» Data for this exercise
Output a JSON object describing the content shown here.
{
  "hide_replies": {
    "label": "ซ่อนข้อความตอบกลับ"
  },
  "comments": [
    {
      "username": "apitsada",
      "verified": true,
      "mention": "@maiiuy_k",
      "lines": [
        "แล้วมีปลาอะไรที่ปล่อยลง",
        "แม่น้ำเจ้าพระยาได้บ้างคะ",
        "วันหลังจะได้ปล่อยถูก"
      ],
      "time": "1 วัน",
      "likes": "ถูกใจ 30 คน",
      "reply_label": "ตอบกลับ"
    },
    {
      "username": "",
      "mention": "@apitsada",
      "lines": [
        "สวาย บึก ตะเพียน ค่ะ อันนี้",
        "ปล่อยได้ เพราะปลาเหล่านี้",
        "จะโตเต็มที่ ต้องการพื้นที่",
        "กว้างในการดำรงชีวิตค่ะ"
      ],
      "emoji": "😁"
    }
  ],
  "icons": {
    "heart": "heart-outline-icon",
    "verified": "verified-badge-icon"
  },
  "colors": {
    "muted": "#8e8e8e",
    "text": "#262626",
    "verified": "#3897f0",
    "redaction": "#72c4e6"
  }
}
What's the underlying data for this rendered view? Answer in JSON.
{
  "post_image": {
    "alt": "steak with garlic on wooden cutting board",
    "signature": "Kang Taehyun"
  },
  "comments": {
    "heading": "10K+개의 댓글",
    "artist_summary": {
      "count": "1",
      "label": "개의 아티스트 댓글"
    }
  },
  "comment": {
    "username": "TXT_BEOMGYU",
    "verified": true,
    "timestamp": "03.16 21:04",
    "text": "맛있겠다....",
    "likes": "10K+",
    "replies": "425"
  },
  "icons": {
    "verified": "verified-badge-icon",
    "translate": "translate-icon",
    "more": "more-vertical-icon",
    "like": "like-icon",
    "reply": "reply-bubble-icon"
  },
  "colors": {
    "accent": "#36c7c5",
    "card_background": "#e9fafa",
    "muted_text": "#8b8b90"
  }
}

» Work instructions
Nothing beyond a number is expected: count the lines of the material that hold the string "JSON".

» Solution to this task
2